What happened?

After elections in the Democratic Republic of the Congo (DRC) were delayed for more than two years, official figures on DRC’s election commission surprisingly showed on January 10 that opposition leader Felix Tshisekedi had won the presidential election. He had defeated other opposition candidate Martin Fayulu, and Emmanuel Ramazani Shadary who was backed by the ruling People’s Party for Reconstruction and Democracy (PPRD). However, parties supporting the PPRD expanded their majority of seats in the National Assembly, and Fayulu claimed that Tshisekedi had won because of a deal with outgoing President Kabila. As such, fear of election rigging rose, with the influential Roman Catholic Church supporting Fayulu’s claim of victory and casting doubt on official election results. Since then, violence has erupted across the country.

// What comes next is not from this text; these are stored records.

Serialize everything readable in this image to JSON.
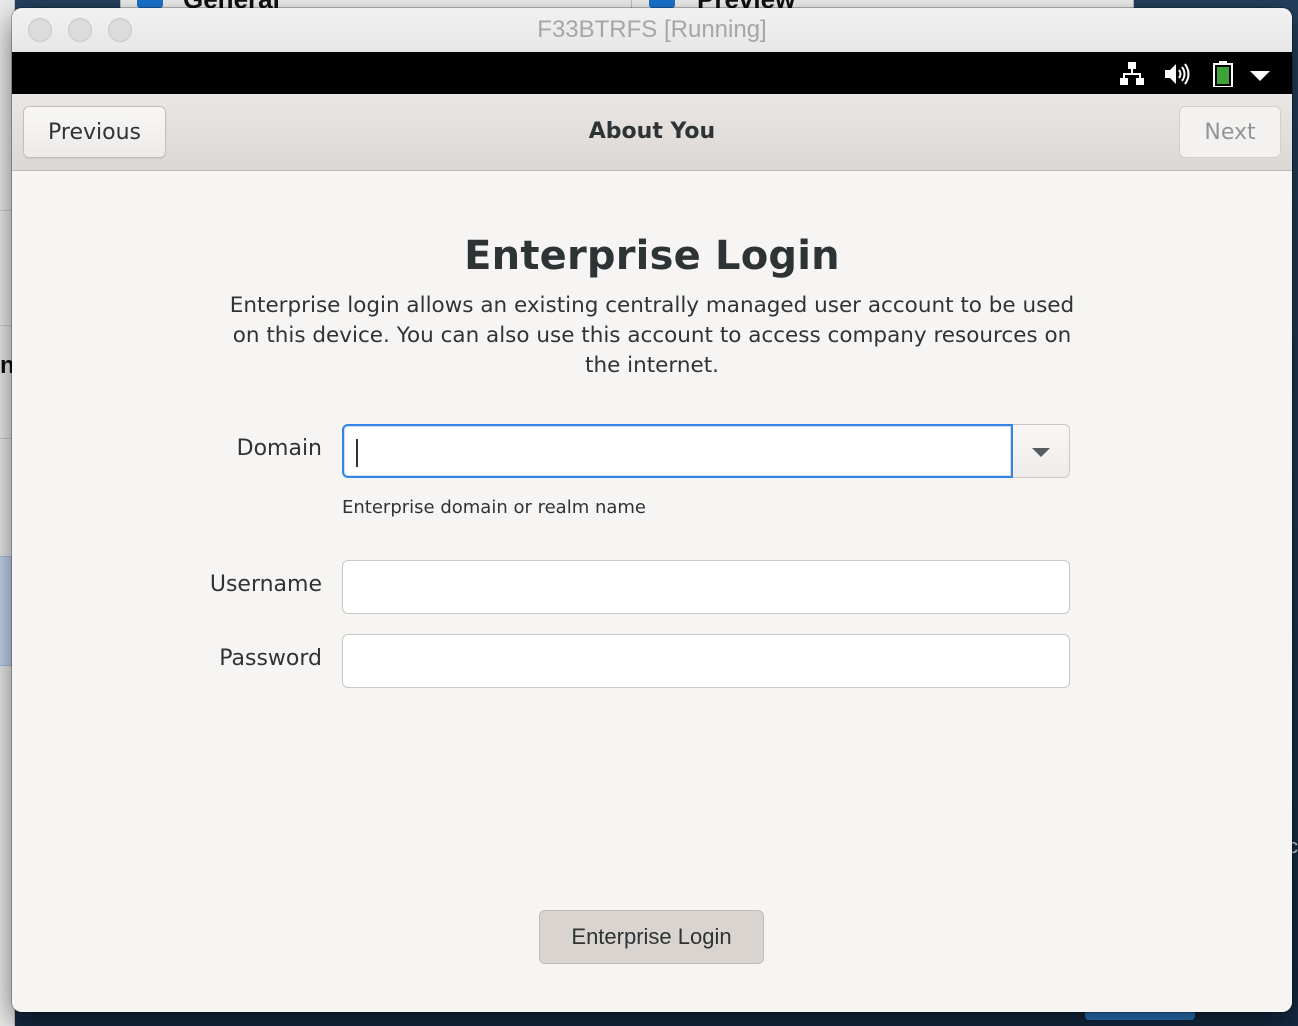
{
  "host": {
    "left_glyph": "n",
    "right_glyph": "c",
    "top_tabs": [
      {
        "label": "General"
      },
      {
        "label": "Preview"
      }
    ]
  },
  "vm_window": {
    "title": "F33BTRFS [Running]"
  },
  "gnome_topbar": {
    "tray_icons": [
      "network-icon",
      "volume-icon",
      "battery-icon",
      "system-menu-arrow-icon"
    ],
    "battery_color": "#3fa33b"
  },
  "header": {
    "previous_label": "Previous",
    "title": "About You",
    "next_label": "Next"
  },
  "page": {
    "heading": "Enterprise Login",
    "description": "Enterprise login allows an existing centrally managed user account to be used on this device. You can also use this account to access company resources on the internet.",
    "domain_label": "Domain",
    "domain_value": "",
    "domain_hint": "Enterprise domain or realm name",
    "username_label": "Username",
    "username_value": "",
    "password_label": "Password",
    "password_value": "",
    "submit_label": "Enterprise Login"
  },
  "colors": {
    "focus_accent": "#3584e4",
    "host_accent": "#1b76d2"
  }
}
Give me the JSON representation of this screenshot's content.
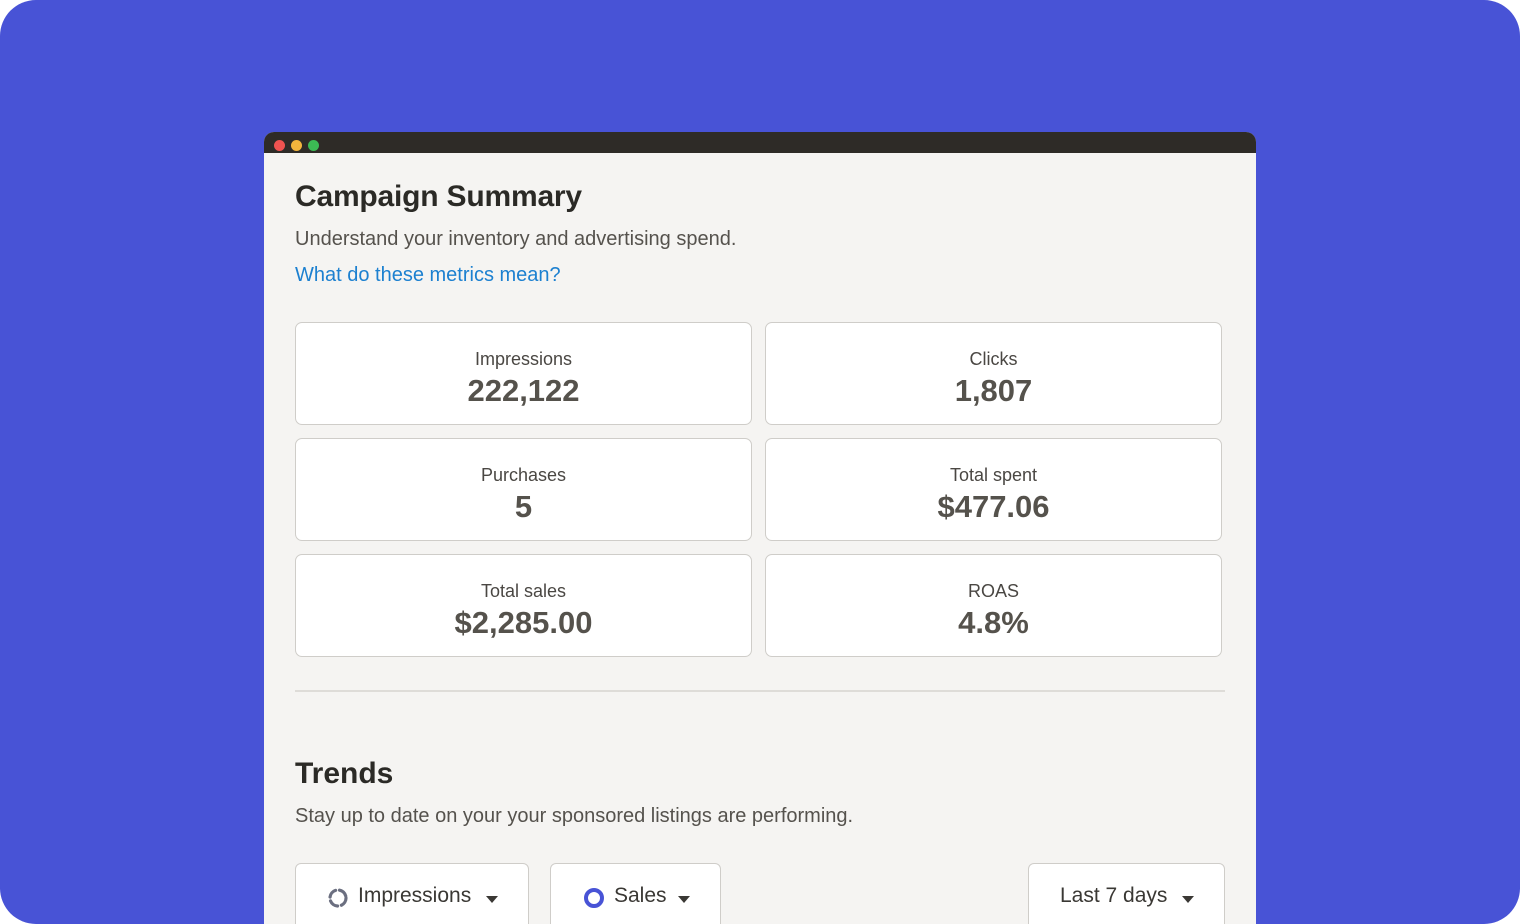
{
  "campaign": {
    "title": "Campaign Summary",
    "subtitle": "Understand your inventory and advertising spend.",
    "help_link": "What do these metrics mean?"
  },
  "metrics": [
    {
      "label": "Impressions",
      "value": "222,122"
    },
    {
      "label": "Clicks",
      "value": "1,807"
    },
    {
      "label": "Purchases",
      "value": "5"
    },
    {
      "label": "Total spent",
      "value": "$477.06"
    },
    {
      "label": "Total sales",
      "value": "$2,285.00"
    },
    {
      "label": "ROAS",
      "value": "4.8%"
    }
  ],
  "trends": {
    "title": "Trends",
    "subtitle": "Stay up to date on your your sponsored listings are performing.",
    "metric_select": {
      "label": "Impressions",
      "icon": "dashed-ring-icon"
    },
    "series_select": {
      "label": "Sales",
      "icon": "ring-icon"
    },
    "range_select": {
      "label": "Last 7 days"
    }
  },
  "colors": {
    "background": "#4853d6",
    "link": "#1c80d0",
    "series_accent": "#4853d6"
  }
}
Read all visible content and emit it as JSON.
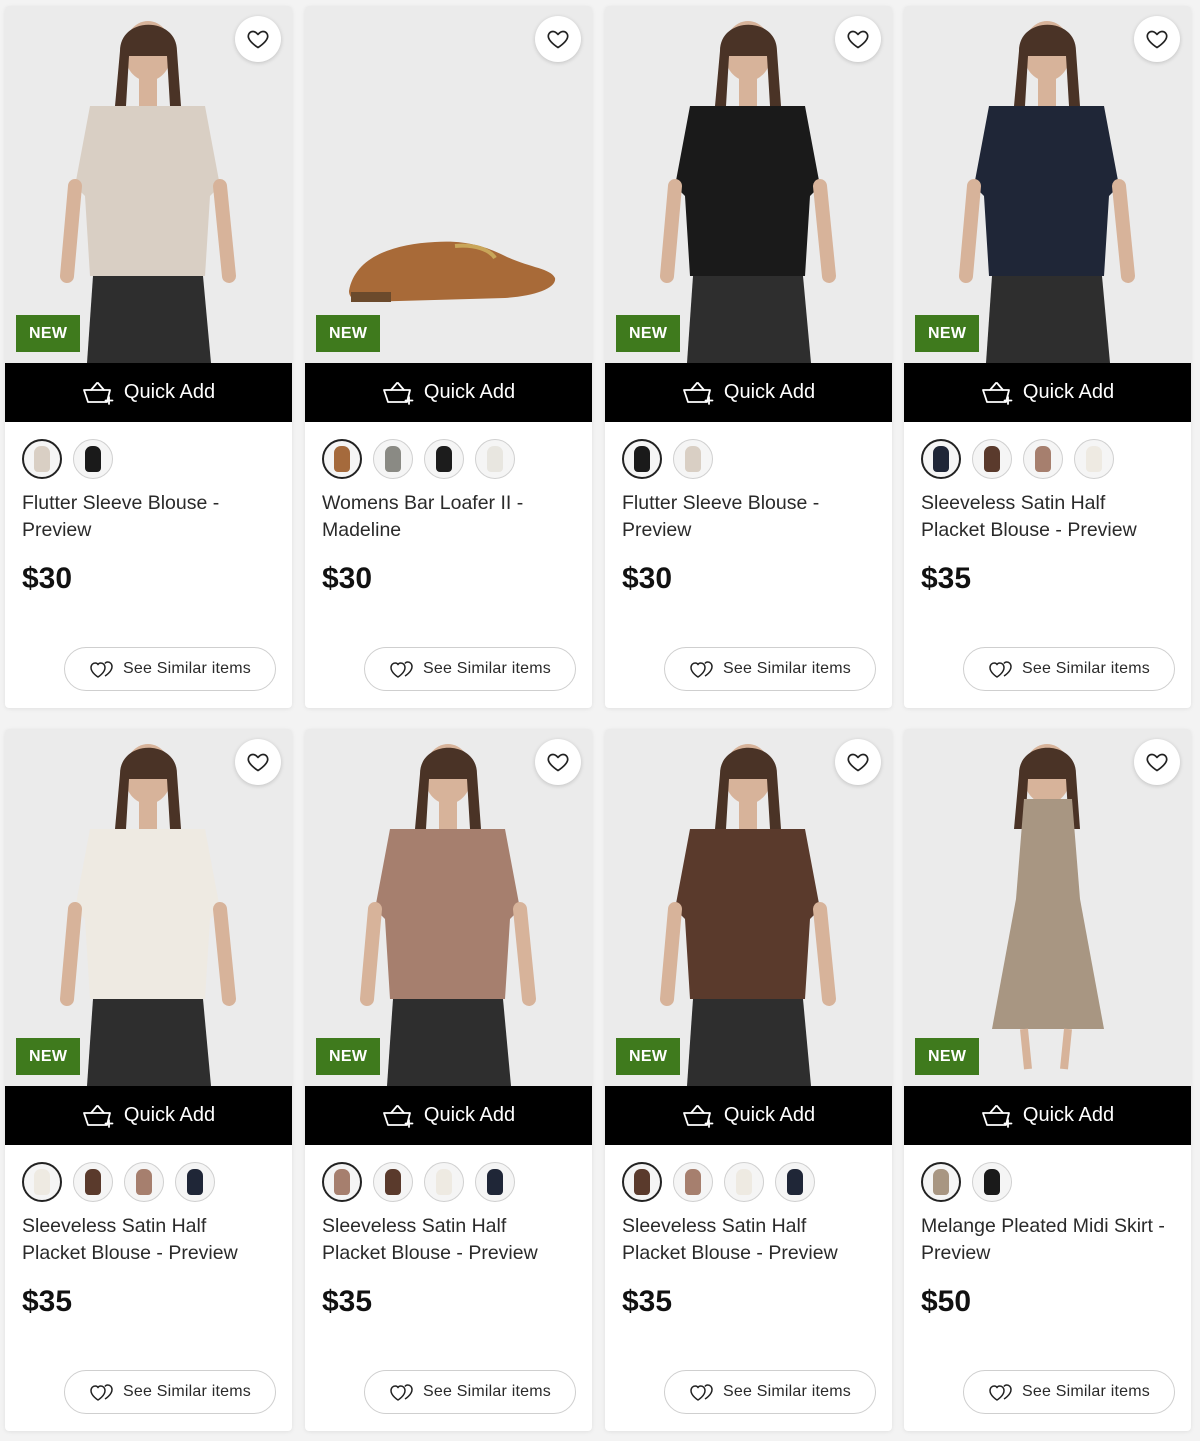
{
  "labels": {
    "new_badge": "NEW",
    "quick_add": "Quick Add",
    "see_similar": "See Similar items"
  },
  "icons": {
    "favorite": "heart-outline-icon",
    "quick_add": "basket-plus-icon",
    "similar": "double-heart-icon"
  },
  "colors": {
    "badge_bg": "#3f7a1d",
    "quick_add_bg": "#000000"
  },
  "products": [
    {
      "title": "Flutter Sleeve Blouse - Preview",
      "price": "$30",
      "badge": true,
      "product": "blouse",
      "swatches": [
        "#d9cfc4",
        "#1a1a1a"
      ]
    },
    {
      "title": "Womens Bar Loafer II - Madeline",
      "price": "$30",
      "badge": true,
      "product": "loafer",
      "swatches": [
        "#a56a3c",
        "#8a8a84",
        "#1c1c1c",
        "#e8e6e0"
      ]
    },
    {
      "title": "Flutter Sleeve Blouse - Preview",
      "price": "$30",
      "badge": true,
      "product": "blouse",
      "swatches": [
        "#1a1a1a",
        "#d9cfc4"
      ]
    },
    {
      "title": "Sleeveless Satin Half Placket Blouse - Preview",
      "price": "$35",
      "badge": true,
      "product": "top",
      "swatches": [
        "#1f2637",
        "#5a3a2c",
        "#a67f6e",
        "#eeeae2"
      ]
    },
    {
      "title": "Sleeveless Satin Half Placket Blouse - Preview",
      "price": "$35",
      "badge": true,
      "product": "top",
      "swatches": [
        "#eeeae2",
        "#5a3a2c",
        "#a67f6e",
        "#1f2637"
      ]
    },
    {
      "title": "Sleeveless Satin Half Placket Blouse - Preview",
      "price": "$35",
      "badge": true,
      "product": "top",
      "swatches": [
        "#a67f6e",
        "#5a3a2c",
        "#eeeae2",
        "#1f2637"
      ]
    },
    {
      "title": "Sleeveless Satin Half Placket Blouse - Preview",
      "price": "$35",
      "badge": true,
      "product": "top",
      "swatches": [
        "#5a3a2c",
        "#a67f6e",
        "#eeeae2",
        "#1f2637"
      ]
    },
    {
      "title": "Melange Pleated Midi Skirt - Preview",
      "price": "$50",
      "badge": true,
      "product": "skirt",
      "swatches": [
        "#a89682",
        "#1a1a1a"
      ]
    }
  ]
}
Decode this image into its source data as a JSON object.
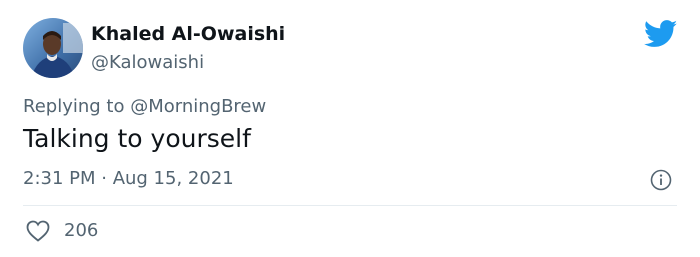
{
  "tweet": {
    "author_name": "Khaled Al-Owaishi",
    "author_handle": "@Kalowaishi",
    "reply_prefix": "Replying to ",
    "reply_to": "@MorningBrew",
    "text": "Talking to yourself",
    "timestamp": "2:31 PM · Aug 15, 2021",
    "like_count": "206"
  },
  "icons": {
    "brand": "twitter-bird-icon",
    "info": "info-icon",
    "like": "heart-icon"
  },
  "colors": {
    "brand_blue": "#1d9bf0",
    "text_primary": "#0f1419",
    "text_secondary": "#536471"
  }
}
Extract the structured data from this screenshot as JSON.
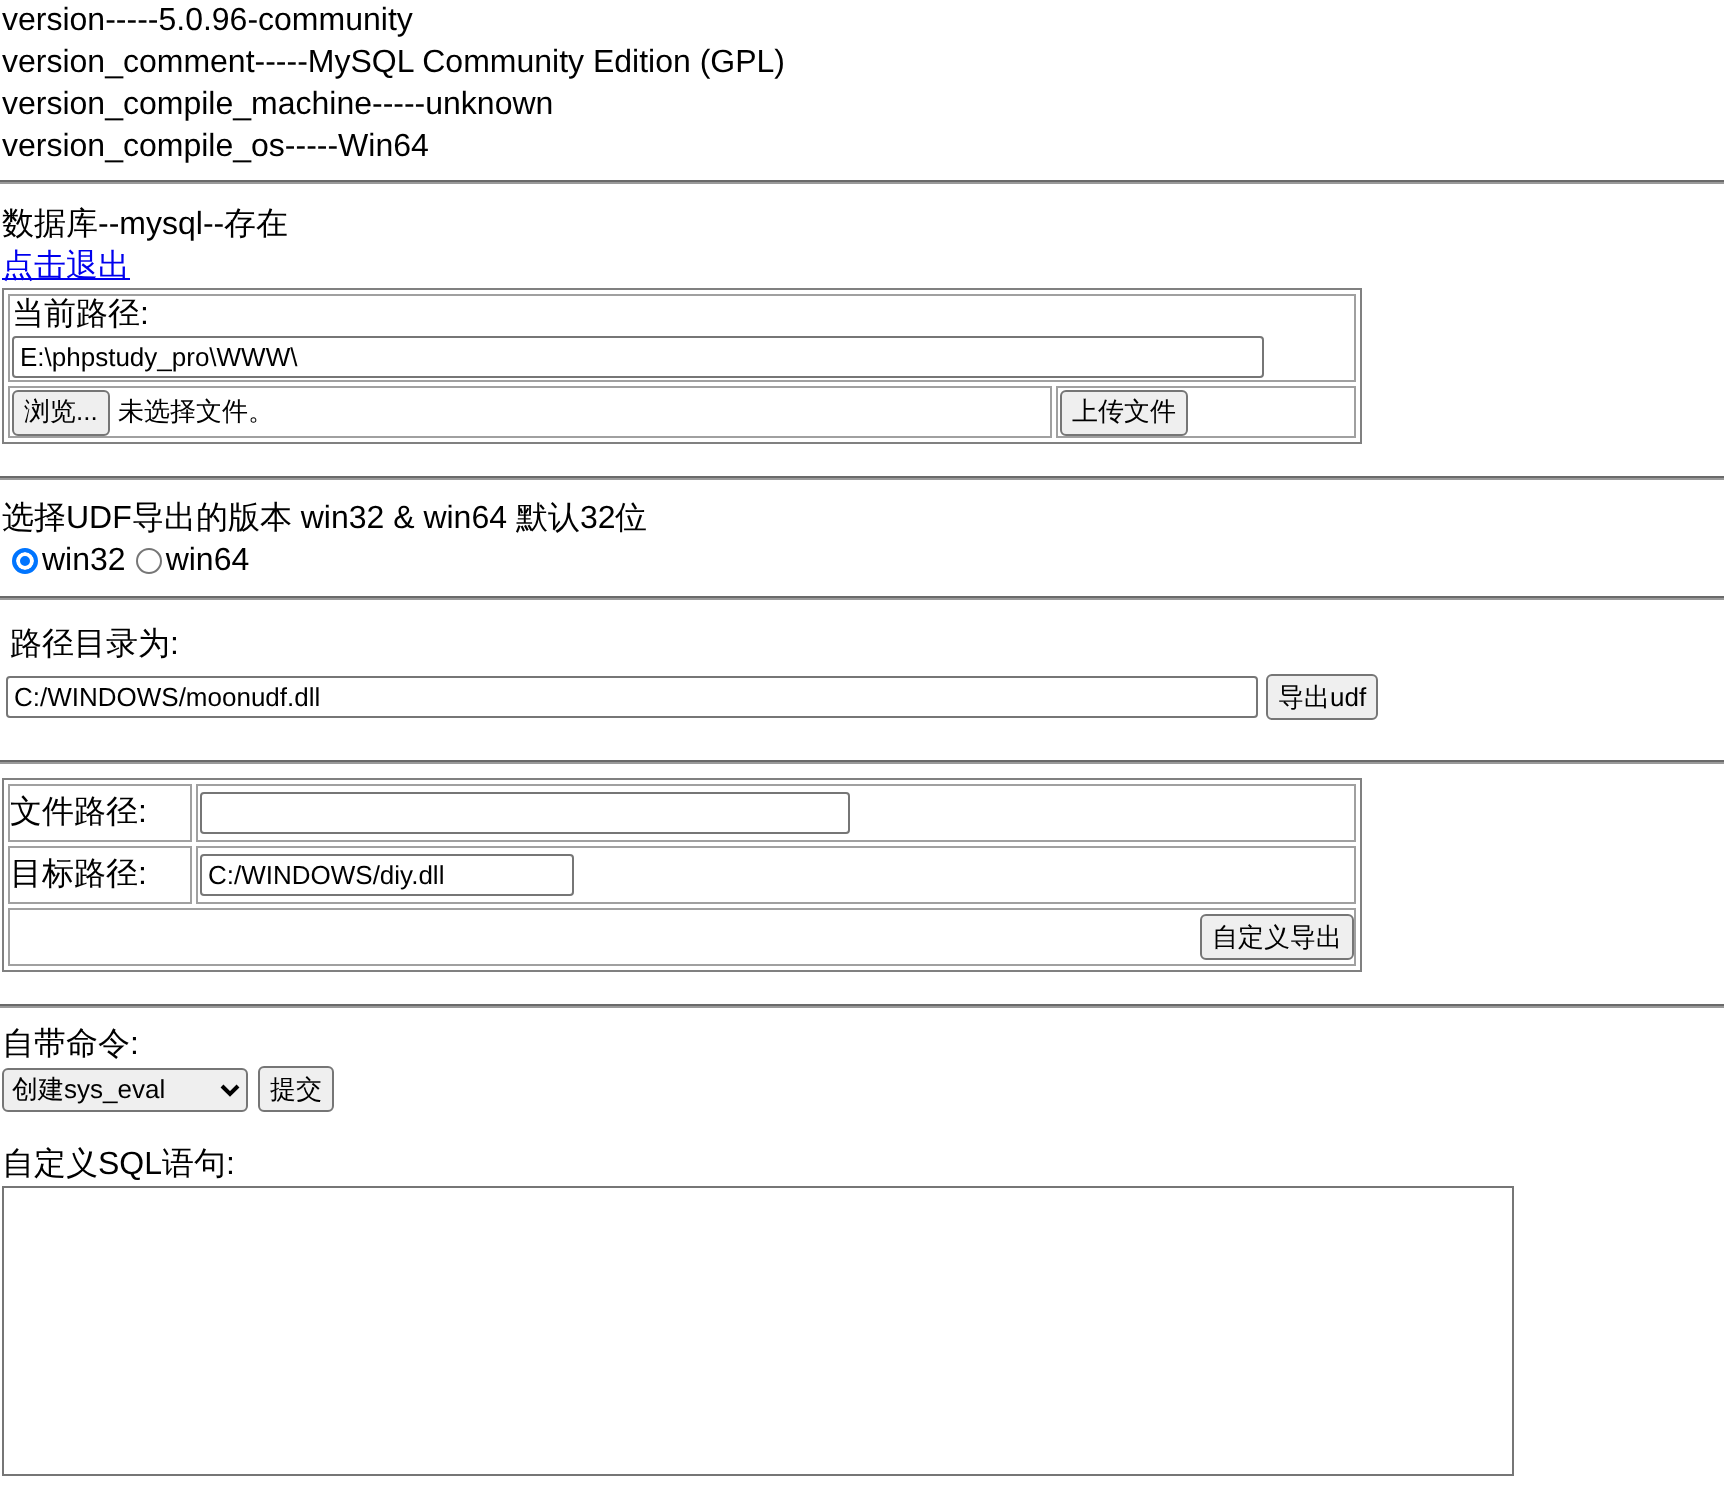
{
  "server_info": [
    "version-----5.0.96-community",
    "version_comment-----MySQL Community Edition (GPL)",
    "version_compile_machine-----unknown",
    "version_compile_os-----Win64"
  ],
  "database_status": "数据库--mysql--存在",
  "logout_link": "点击退出",
  "upload": {
    "path_label": "当前路径:",
    "path_value": "E:\\phpstudy_pro\\WWW\\",
    "browse_button": "浏览...",
    "file_status": "未选择文件。",
    "upload_button": "上传文件"
  },
  "udf_version": {
    "label": "选择UDF导出的版本 win32 & win64 默认32位",
    "options": [
      {
        "label": "win32",
        "selected": true
      },
      {
        "label": "win64",
        "selected": false
      }
    ]
  },
  "export_udf": {
    "label": "路径目录为:",
    "path_value": "C:/WINDOWS/moonudf.dll",
    "button": "导出udf"
  },
  "custom_export": {
    "fields": [
      {
        "label": "文件路径:"
      },
      {
        "label": "目标路径:",
        "value": "C:/WINDOWS/diy.dll"
      }
    ],
    "button": "自定义导出"
  },
  "builtin_command": {
    "label": "自带命令:",
    "selected_option": "创建sys_eval",
    "button": "提交"
  },
  "custom_sql": {
    "label": "自定义SQL语句:"
  }
}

What does this mean?

Congo is the world’s 11th largest country and located in the middle of Africa, bordering various countries. DRC’s population is currently over 85 million and rapidly growing (almost fivefold this century, to 380 million). However, the country is also very poor: measured by GDP per capita, it is the world’s eighth poorest country, and an economy roughly the size of the Dutch province of Overijssel. Furthermore, the country is urbanizing rapidly, having the eighth highest urbanization rate in the world and its capital Kinshasa will be the largest city by 2075. DRC is also hugely important to the global economy, as it is home to many rare metals and minerals that will be used in next-gen technologies, such as lithium (used in batteries), cobalt (used for magnetic alloys which make our smartphones work), refined copper (used in electrical equipment), tantalum (used in capacitators in computers) as well as precious minerals such as diamonds and gold.

What’s next?

The DRC is pivotal to a peaceful and prosperous future for Africa. Given its location, size and pace of change, violence could spread to many other countries, and political instability could destabilize the whole African continent, possibly leading to more refugee flows all the way to Europe. Furthermore, post-election sentiments may be a bellwether for Sub-Saharan Africa’s crucial political year, as many new elections will be held there this year (South Africa, Nigeria, Senegal, Botswana, Cameroon, Namibia, Mozambique, Guinea-Bissau, Madagascar, Mali, Malawi and Chad), as well as in North Africa (Egypt, Algeria, Libya and Tunisia). If power can be transferred peacefully to Tshisekedi, not only will it be the first peaceful transfer of power in DRC since its independence in 1960, it might spark a brighter future far beyond its own borders by giving a boost to Africa’s democratization process.